The previous administration of Dr. Goodluck Jonathan had flirted with using negotiation techniques to tease the girls out of the hands of their captors, a most unpopular idea at the time. Nigerians had been vehement against the very idea of negotiating with terrorists as had been the international community.
Self-appointed Australian Boko Haram negotiator had however in 2014 accused opposition politicians of hindering the freedom and release of the Chibok schoolgirls abducted by Boko Haram in April that year. Davis, who had expressed frustration by a number of unsuccessful attempts to secure the release of the abducted schoolgirls, often spoke of a clear connection between the Chibok girls’ fate and cutting off the funding that is Boko Haram’s lifeblood.
“Tackling the moneymen behind Boko Haram must be an essential part of the West’s anti-terror approach.

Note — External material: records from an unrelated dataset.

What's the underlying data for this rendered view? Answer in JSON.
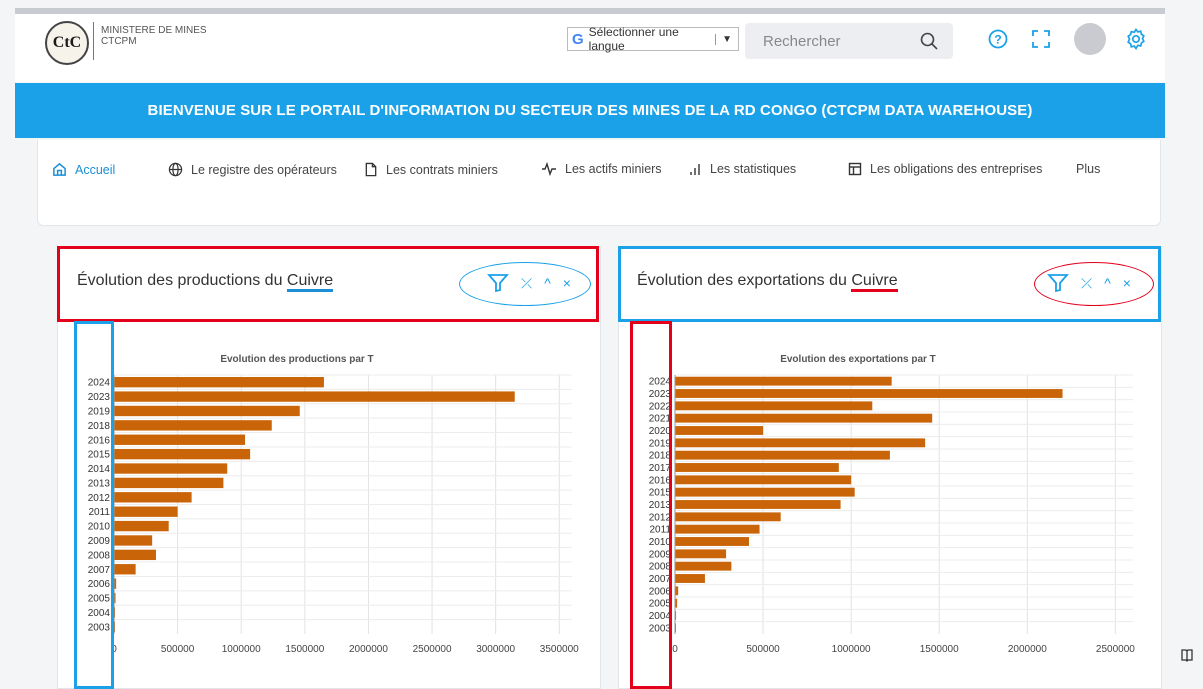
{
  "header": {
    "logo_text": "CtC",
    "org_line1": "MINISTERE DE MINES",
    "org_line2": "CTCPM",
    "language_label": "Sélectionner une langue",
    "language_arrow": "▼",
    "search_placeholder": "Rechercher",
    "icons": [
      "search-icon",
      "help-icon",
      "fullscreen-icon",
      "avatar",
      "gear-icon"
    ]
  },
  "banner": {
    "title": "BIENVENUE SUR LE PORTAIL D'INFORMATION DU SECTEUR DES MINES DE LA RD CONGO (CTCPM DATA WAREHOUSE)"
  },
  "nav": {
    "items": [
      {
        "label": "Accueil",
        "icon": "home-icon"
      },
      {
        "label": "Le registre des opérateurs",
        "icon": "globe-icon"
      },
      {
        "label": "Les contrats miniers",
        "icon": "document-icon"
      },
      {
        "label": "Les actifs miniers",
        "icon": "activity-icon"
      },
      {
        "label": "Les statistiques",
        "icon": "bar-chart-icon"
      },
      {
        "label": "Les obligations des entreprises",
        "icon": "table-icon"
      },
      {
        "label": "Plus",
        "icon": ""
      }
    ]
  },
  "panels": {
    "production": {
      "title_prefix": "Évolution des productions du ",
      "title_mineral": "Cuivre"
    },
    "exports": {
      "title_prefix": "Évolution des exportations du ",
      "title_mineral": "Cuivre"
    }
  },
  "colors": {
    "accent": "#1aa1e8",
    "bar": "#c96508",
    "highlight_red": "#e3001b"
  },
  "chart_data": [
    {
      "type": "bar",
      "orientation": "horizontal",
      "title": "Evolution des productions par T",
      "xlabel": "",
      "ylabel": "",
      "categories": [
        "2024",
        "2023",
        "2019",
        "2018",
        "2016",
        "2015",
        "2014",
        "2013",
        "2012",
        "2011",
        "2010",
        "2009",
        "2008",
        "2007",
        "2006",
        "2005",
        "2004",
        "2003"
      ],
      "values": [
        1650000,
        3150000,
        1460000,
        1240000,
        1030000,
        1070000,
        890000,
        860000,
        610000,
        500000,
        430000,
        300000,
        330000,
        170000,
        17000,
        12000,
        8000,
        6000
      ],
      "xlim": [
        0,
        3600000
      ],
      "xticks": [
        "0",
        "500000",
        "1000000",
        "1500000",
        "2000000",
        "2500000",
        "3000000",
        "3500000"
      ],
      "grid": true
    },
    {
      "type": "bar",
      "orientation": "horizontal",
      "title": "Evolution des exportations par T",
      "xlabel": "",
      "ylabel": "",
      "categories": [
        "2024",
        "2023",
        "2022",
        "2021",
        "2020",
        "2019",
        "2018",
        "2017",
        "2016",
        "2015",
        "2013",
        "2012",
        "2011",
        "2010",
        "2009",
        "2008",
        "2007",
        "2006",
        "2005",
        "2004",
        "2003"
      ],
      "values": [
        1230000,
        2200000,
        1120000,
        1460000,
        500000,
        1420000,
        1220000,
        930000,
        1000000,
        1020000,
        940000,
        600000,
        480000,
        420000,
        290000,
        320000,
        170000,
        18000,
        12000,
        6000,
        4000
      ],
      "xlim": [
        0,
        2600000
      ],
      "xticks": [
        "0",
        "500000",
        "1000000",
        "1500000",
        "2000000",
        "2500000"
      ],
      "grid": true
    }
  ]
}
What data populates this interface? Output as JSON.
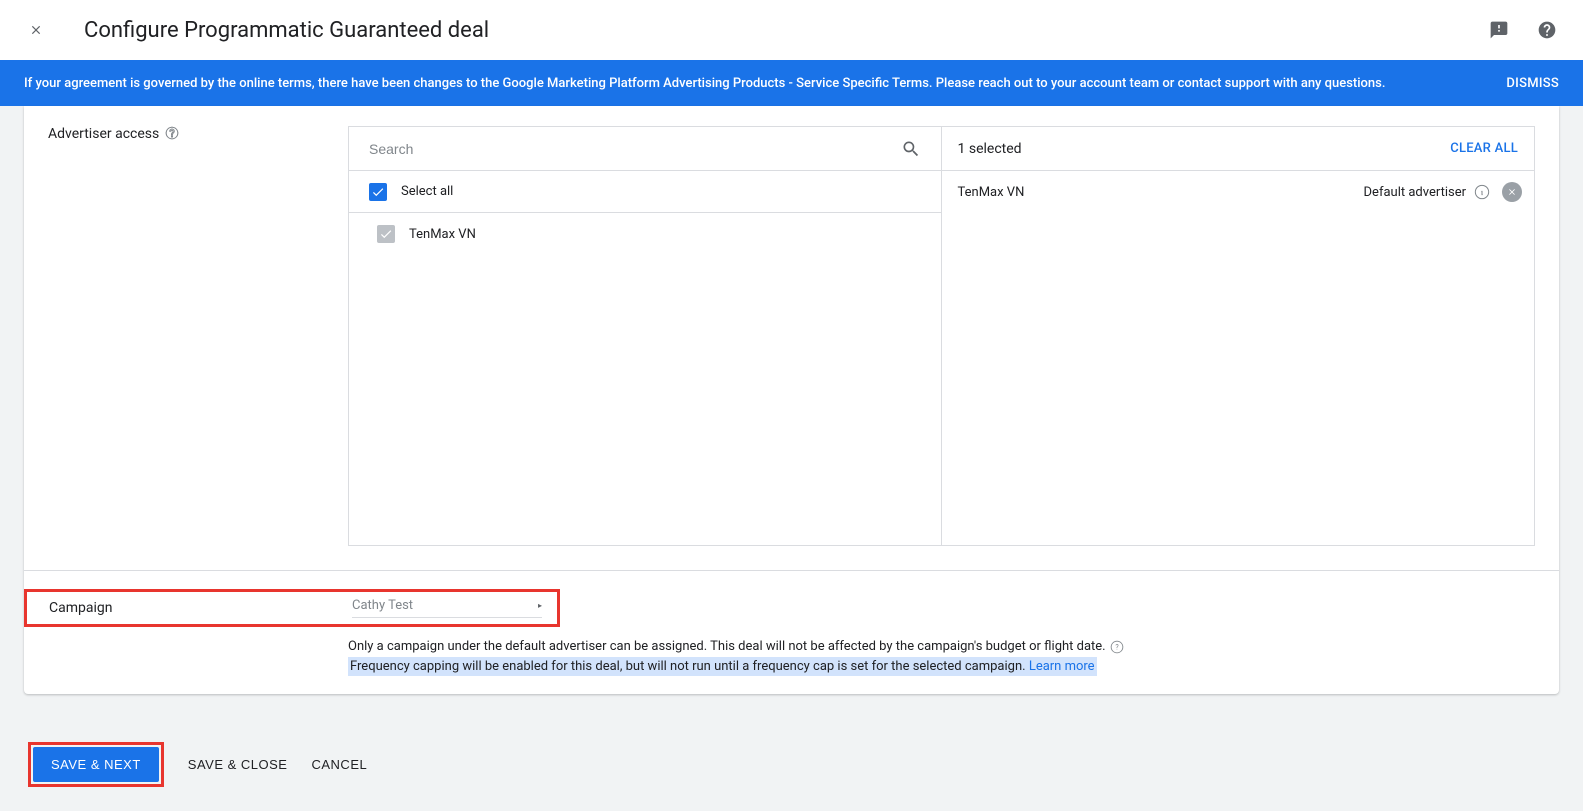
{
  "header": {
    "title": "Configure Programmatic Guaranteed deal"
  },
  "banner": {
    "text": "If your agreement is governed by the online terms, there have been changes to the Google Marketing Platform Advertising Products - Service Specific Terms. Please reach out to your account team or contact support with any questions.",
    "dismiss": "DISMISS"
  },
  "advertiser": {
    "label": "Advertiser access",
    "search_placeholder": "Search",
    "select_all": "Select all",
    "items": [
      {
        "name": "TenMax VN"
      }
    ],
    "selected_count": "1 selected",
    "clear_all": "CLEAR ALL",
    "selected": [
      {
        "name": "TenMax VN",
        "default_label": "Default advertiser"
      }
    ]
  },
  "campaign": {
    "label": "Campaign",
    "value": "Cathy Test",
    "note1": "Only a campaign under the default advertiser can be assigned. This deal will not be affected by the campaign's budget or flight date.",
    "note2": "Frequency capping will be enabled for this deal, but will not run until a frequency cap is set for the selected campaign.",
    "learn_more": "Learn more"
  },
  "footer": {
    "save_next": "SAVE & NEXT",
    "save_close": "SAVE & CLOSE",
    "cancel": "CANCEL"
  }
}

At the same time, those politicians implicated in the terror funding scandal must be investigated without delay. To do otherwise would mean unleashing untold trauma and devastation on hundreds more innocent Nigerian girls. To these young women and their families, the cost of further inaction would be incalculable.”
Now Shehu Sani, a Nigerian Senator and activist from Kaduna State who had been involved in the negotiations says a combination of both would bring the desired results. Speaking to CNN and some local media, Sani says, “First of all is to explore the negotiation option and secondly is to continue using force. The third option is to use force and still open the door for negotiation, which is the one which I prefer because the use of force is still a clear message to the insurgents that they cannot win the military”
Highlighting the fact that the girls were on the terrorists’ camp as hostages he cautions that “attempt to use force to rescue them naturally comes with consequences”.
On the other hand, Former British Prime Minister and UN envoy Gordon Brown recently suggested the United Nations Security Council could intervene and encourage the Nigerians — with the support of the Americans, the French, the Chinese and the British — to undertake enhanced air surveillance and potential action on the ground to secure the release of the girls.
“To show the kidnappers will be punished, the Security Council should adopt a resolution that holds the perpetrators of future child abductions accountable so that the full weight of international pressure is brought to bear. Attacks on schools, colleges and universities are crimes against humanity. And the international community should ensure the funds for guards, for cameras and simple gates to protect schools in conflict zones”.
What Nigeria is saying.
“Nigeria is on international news again!” Says a Canada leader of Nigeria in Diaspora Organization (NIDO). “BBC, CNN and other international media houses have all obtained and are airing the “Proof of life” video of the Chibok girls! It is heartbreaking to see in real terms, the absolute dereliction of duty, incompetence and undeniable failure of the last administration. I appeal to the Buhari administration to use every resource at its disposal and leave no stone unturned (including the possibility of using mercenaries or PMC firms if necessary) to see these girls returned to their rightful places. These girls are Nigerian citizens – their freedom is non-negotiable! They are our daughters and their freedom speaks to our humanity and represents our best values as a nation! A failure to do the needful is a failure in leadership that will neither be forgotten nor forgiven”.
As President Muhammadu Buhari said in his inaugural address to the nation, we could not claim to “have defeated Boko Haram without rescuing the Chibok girls and all other innocent persons held hostage by insurgents”